Continuing pharmacy education credit is automatically reported to CPE Monitor once the post-test & evaluation are successfully completed.
List the antiretroviral (ARV) regimens recommended for pre- and post-exposure prophylaxis, and describe their efficacy.
Describe the current recommendations for when to start ARVs. Identify the recommended regimens for ARV-naïve persons.
Discuss the adverse effects and drug interactions of the most commonly used ARV agents/classes, and of the pharmacokinetic booster cobicistat.
Discuss current recommendations for monitoring therapy. Counsel patients about how to take their ARVs and the importance of adherence.
Betty J. Dong, PharmD, FCCP, FASHP, AAHIVP
Brief Bio : Betty Dong, PharmD, FCCP, FASHP, AAHIVP provides
pharmacy care for patients with HIV and HCV infection, and
other chronic illnesses. She provides patient education, and
medication and side effect monitoring for persons seen at the
Family Medicine Clinic at San Francisco General Hospital and
at the UCSF Liver Transplant Clinic. She is a consultant for
the Clinicians' Consultation Center on treatment and prevention
of HIV, HBV, and HCV infection in adults, children, and

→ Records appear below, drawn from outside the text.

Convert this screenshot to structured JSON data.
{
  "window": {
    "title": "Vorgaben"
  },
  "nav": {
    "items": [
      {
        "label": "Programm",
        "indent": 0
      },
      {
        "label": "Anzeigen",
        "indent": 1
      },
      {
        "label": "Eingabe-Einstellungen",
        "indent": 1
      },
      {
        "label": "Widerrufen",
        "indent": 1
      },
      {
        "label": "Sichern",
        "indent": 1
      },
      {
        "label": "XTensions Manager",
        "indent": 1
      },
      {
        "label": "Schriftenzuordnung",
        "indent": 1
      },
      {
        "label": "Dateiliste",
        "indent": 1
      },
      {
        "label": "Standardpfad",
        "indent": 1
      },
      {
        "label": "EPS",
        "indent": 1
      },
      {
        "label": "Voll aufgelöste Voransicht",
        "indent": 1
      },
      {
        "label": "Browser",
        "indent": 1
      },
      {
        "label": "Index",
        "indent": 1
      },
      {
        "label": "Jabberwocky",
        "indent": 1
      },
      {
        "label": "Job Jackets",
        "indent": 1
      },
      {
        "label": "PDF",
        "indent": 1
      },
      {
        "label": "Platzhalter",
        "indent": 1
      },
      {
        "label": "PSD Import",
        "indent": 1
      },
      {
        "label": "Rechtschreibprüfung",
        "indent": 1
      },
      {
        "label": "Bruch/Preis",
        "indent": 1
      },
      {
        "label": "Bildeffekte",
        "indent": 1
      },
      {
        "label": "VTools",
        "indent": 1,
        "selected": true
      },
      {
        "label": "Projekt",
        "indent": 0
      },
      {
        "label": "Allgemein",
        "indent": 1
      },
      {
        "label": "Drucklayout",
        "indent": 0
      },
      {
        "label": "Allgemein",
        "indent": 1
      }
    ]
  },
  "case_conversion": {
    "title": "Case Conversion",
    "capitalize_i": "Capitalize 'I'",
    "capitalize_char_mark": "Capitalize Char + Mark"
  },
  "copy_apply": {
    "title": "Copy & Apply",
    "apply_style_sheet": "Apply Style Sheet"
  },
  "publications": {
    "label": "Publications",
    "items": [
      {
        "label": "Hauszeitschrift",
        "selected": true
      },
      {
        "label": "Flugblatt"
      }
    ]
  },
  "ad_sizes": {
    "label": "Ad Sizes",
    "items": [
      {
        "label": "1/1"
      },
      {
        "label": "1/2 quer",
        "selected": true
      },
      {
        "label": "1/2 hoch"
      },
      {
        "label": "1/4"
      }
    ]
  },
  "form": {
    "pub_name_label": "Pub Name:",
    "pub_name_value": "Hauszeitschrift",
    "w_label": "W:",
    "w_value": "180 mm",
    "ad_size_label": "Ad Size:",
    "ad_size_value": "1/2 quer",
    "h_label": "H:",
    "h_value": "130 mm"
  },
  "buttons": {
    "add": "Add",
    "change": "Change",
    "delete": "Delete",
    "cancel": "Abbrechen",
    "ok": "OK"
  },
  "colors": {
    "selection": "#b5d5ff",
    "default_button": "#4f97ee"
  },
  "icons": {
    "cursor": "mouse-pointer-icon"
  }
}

Disclosure : Disclosure: Dr. Dong reports no financial or personal relationships with any commercial interest producing, marketing, reselling or distributing a product or service that appears in this issue.